Google has typically offered a number of “perks” to those who have bought its hardware, including Chromecasts, Chromebooks, and Pixel phones. Users noticed around August 1 that the company is making a short-term subscription to its Stadia service available to those who purchase a Chromebook.
In fact, buying a Chromebook comes with two Stadia perks. The first offers $20 off the purchase of the Stadia Premiere Edition, which essentially replaces the Stadia Founder’s Edition cloud gaming hardware that launched and almost immediately sold out. But as the second perk points out, you don’t even need the Premiere Edition hardware: Chromebooks now ship with three months of Stadia Pro, the Stadia cloud gaming service. (Engadget previously reported the new Stadia perks.)
Be aware that this is a trial. After the three-month service period expires, you’ll be signed up for Stadia Pro at $9.99 per month.
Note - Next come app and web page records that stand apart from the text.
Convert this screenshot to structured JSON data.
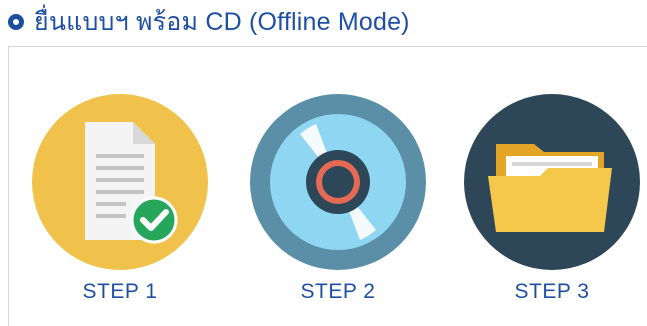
{
  "header": {
    "title": "ยื่นแบบฯ พร้อม CD  (Offline Mode)"
  },
  "steps": [
    {
      "label": "STEP 1",
      "icon": "document-check-icon",
      "bg_color": "#f0c24b"
    },
    {
      "label": "STEP 2",
      "icon": "cd-disc-icon",
      "bg_color": "#5b8fa8"
    },
    {
      "label": "STEP 3",
      "icon": "open-folder-icon",
      "bg_color": "#2d4758"
    }
  ]
}
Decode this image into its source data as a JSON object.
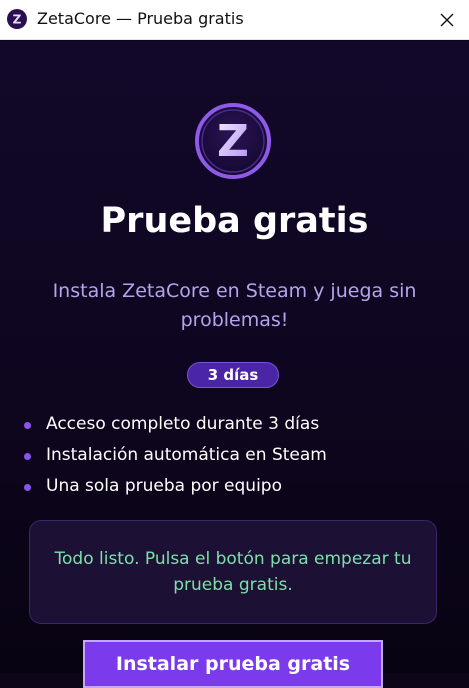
{
  "window": {
    "title": "ZetaCore — Prueba gratis",
    "app_icon": "zetacore-logo-icon",
    "close_icon": "close-icon"
  },
  "logo": {
    "letter": "Z",
    "icon": "zetacore-logo-icon"
  },
  "heading": "Prueba gratis",
  "subtitle": "Instala ZetaCore en Steam y juega sin problemas!",
  "badge": "3 días",
  "features": [
    "Acceso completo durante 3 días",
    "Instalación automática en Steam",
    "Una sola prueba por equipo"
  ],
  "status": {
    "message": "Todo listo. Pulsa el botón para empezar tu prueba gratis.",
    "color": "#7ee0a8"
  },
  "install_button": {
    "label": "Instalar prueba gratis"
  },
  "colors": {
    "accent": "#7c3aed",
    "background": "#0d0618",
    "subtitle": "#b7a3ec"
  }
}
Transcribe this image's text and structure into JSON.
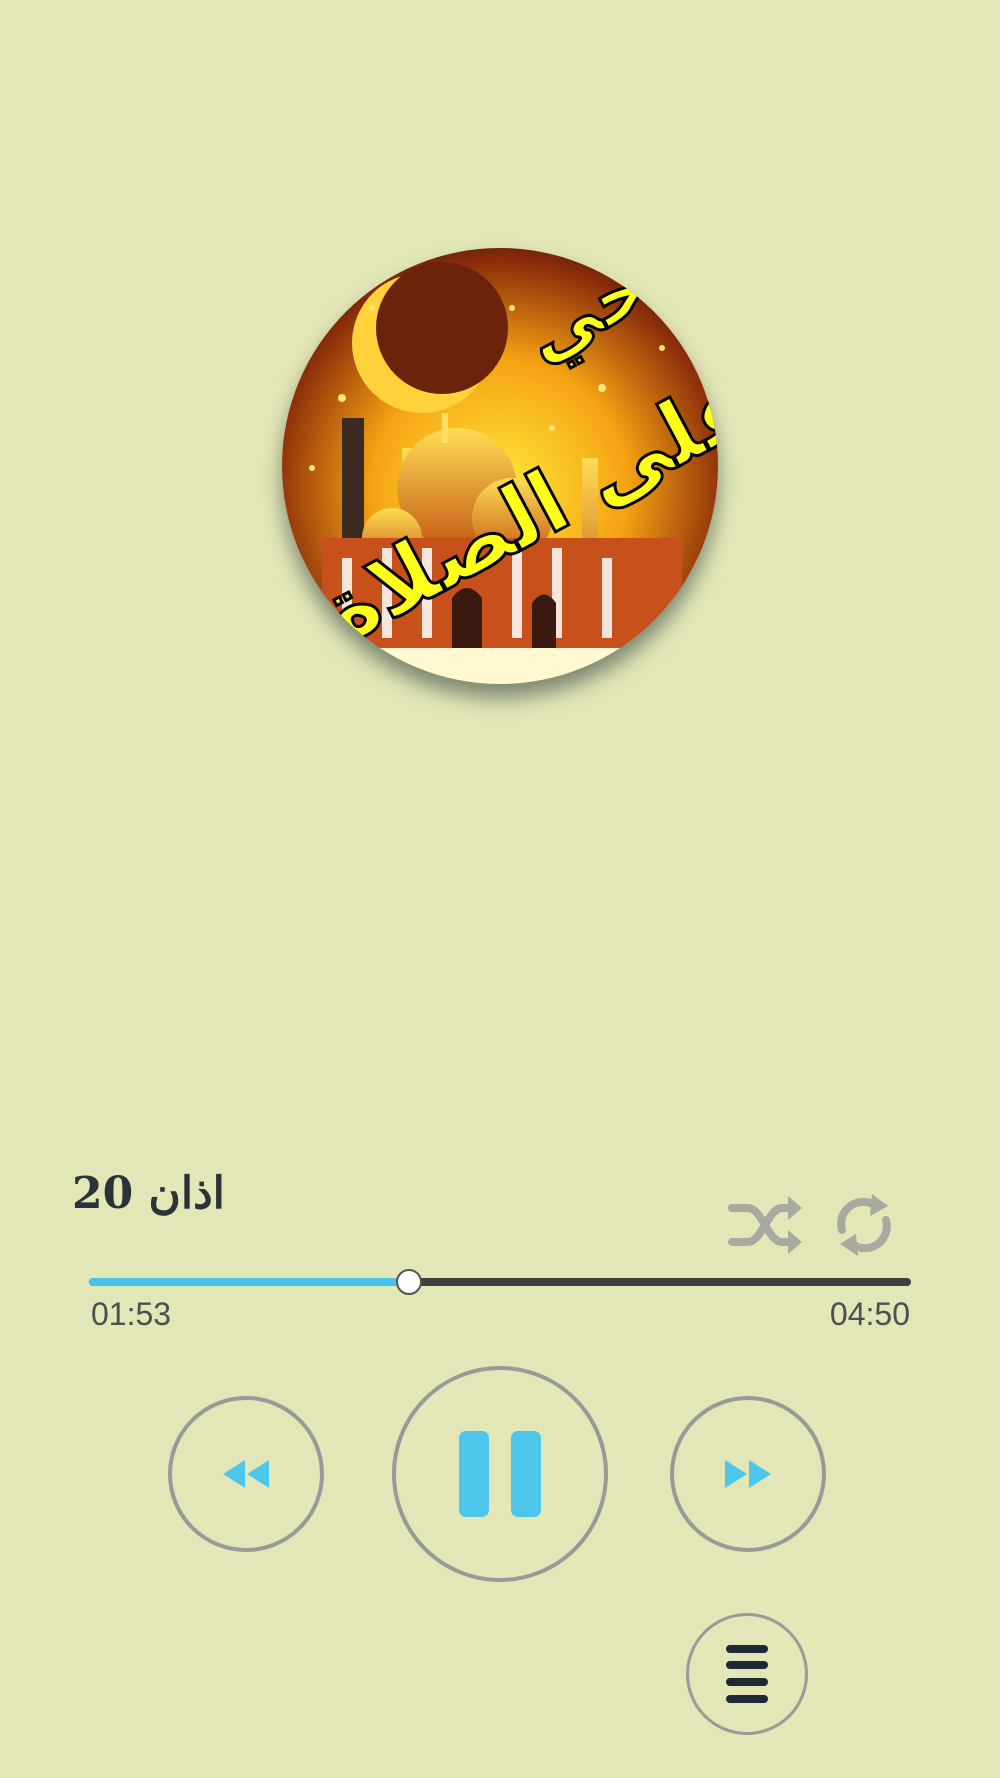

Also, you’ll need to own a Chromebook released in June, 2017, or later.
Both deals are listed among the public perks that Google advertises for Chromebook buyers. Because those perks come and go, it’s worth checking them when it comes time to consider a Chromebook. However, they tend to be deals that entice you to spend more over the long term, such as on a subscription. For example, Google offers a year’s worth of its Google One service (normally $1.99/month) that bumps up the available cloud storage by an additional 100GB. There’s also an offer to get 100GB of Dropbox space for 12 months, too, and a three-month offer for Disney+.
Other standalone perks are also worth checking out: games like Fallout Shelter, The Elder Scrolls: Legends and Stardew Valley, and apps like Calm and Duet Display.
Chromebooks already offer the ability to run Chrome apps as well as Android apps. With the recent additions of Linux support and even Windows for certain enterprise Chromebooks, there’s the possibility that a single device will be able to run four different operating systems. And when you’re done with that, how about some Stadia Pro gaming?
Computers and Peripherals
As PCWorld's senior editor, Mark focuses on Microsoft news and chip technology, among other beats. He has formerly written for PCMag, BYTE, Slashdot, eWEEK, and ReadWrite.